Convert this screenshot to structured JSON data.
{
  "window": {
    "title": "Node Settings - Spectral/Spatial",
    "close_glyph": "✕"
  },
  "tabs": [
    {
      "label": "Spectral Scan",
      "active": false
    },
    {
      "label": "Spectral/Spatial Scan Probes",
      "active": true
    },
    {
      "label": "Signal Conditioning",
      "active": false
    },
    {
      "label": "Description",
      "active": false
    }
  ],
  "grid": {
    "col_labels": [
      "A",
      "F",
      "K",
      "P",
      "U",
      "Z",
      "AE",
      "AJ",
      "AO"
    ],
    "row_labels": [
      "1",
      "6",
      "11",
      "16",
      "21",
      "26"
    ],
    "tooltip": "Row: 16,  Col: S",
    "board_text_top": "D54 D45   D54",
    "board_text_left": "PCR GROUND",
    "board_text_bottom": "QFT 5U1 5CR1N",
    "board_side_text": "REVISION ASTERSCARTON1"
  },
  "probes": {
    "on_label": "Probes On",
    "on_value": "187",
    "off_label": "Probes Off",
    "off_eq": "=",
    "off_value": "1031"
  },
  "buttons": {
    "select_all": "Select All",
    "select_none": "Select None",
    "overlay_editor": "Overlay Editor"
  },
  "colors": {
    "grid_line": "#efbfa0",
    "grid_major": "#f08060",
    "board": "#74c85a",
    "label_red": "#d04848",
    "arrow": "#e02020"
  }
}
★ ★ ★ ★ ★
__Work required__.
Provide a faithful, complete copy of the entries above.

__Result of this task__.
Convert this screenshot to structured JSON data.
{
  "window": {
    "title": "Node Settings - Spectral/Spatial",
    "close_glyph": "✕"
  },
  "tabs": [
    {
      "label": "Spectral Scan",
      "active": false
    },
    {
      "label": "Spectral/Spatial Scan Probes",
      "active": true
    },
    {
      "label": "Signal Conditioning",
      "active": false
    },
    {
      "label": "Description",
      "active": false
    }
  ],
  "grid": {
    "col_labels": [
      "A",
      "F",
      "K",
      "P",
      "U",
      "Z",
      "AE",
      "AJ",
      "AO"
    ],
    "row_labels": [
      "1",
      "6",
      "11",
      "16",
      "21",
      "26"
    ],
    "tooltip": "Row: 16,  Col: S",
    "board_text_top": "D54 D45   D54",
    "board_text_left": "PCR GROUND",
    "board_text_bottom": "QFT 5U1 5CR1N",
    "board_side_text": "REVISION ASTERSCARTON1"
  },
  "probes": {
    "on_label": "Probes On",
    "on_value": "187",
    "off_label": "Probes Off",
    "off_eq": "=",
    "off_value": "1031"
  },
  "buttons": {
    "select_all": "Select All",
    "select_none": "Select None",
    "overlay_editor": "Overlay Editor"
  },
  "colors": {
    "grid_line": "#efbfa0",
    "grid_major": "#f08060",
    "board": "#74c85a",
    "label_red": "#d04848",
    "arrow": "#e02020"
  }
}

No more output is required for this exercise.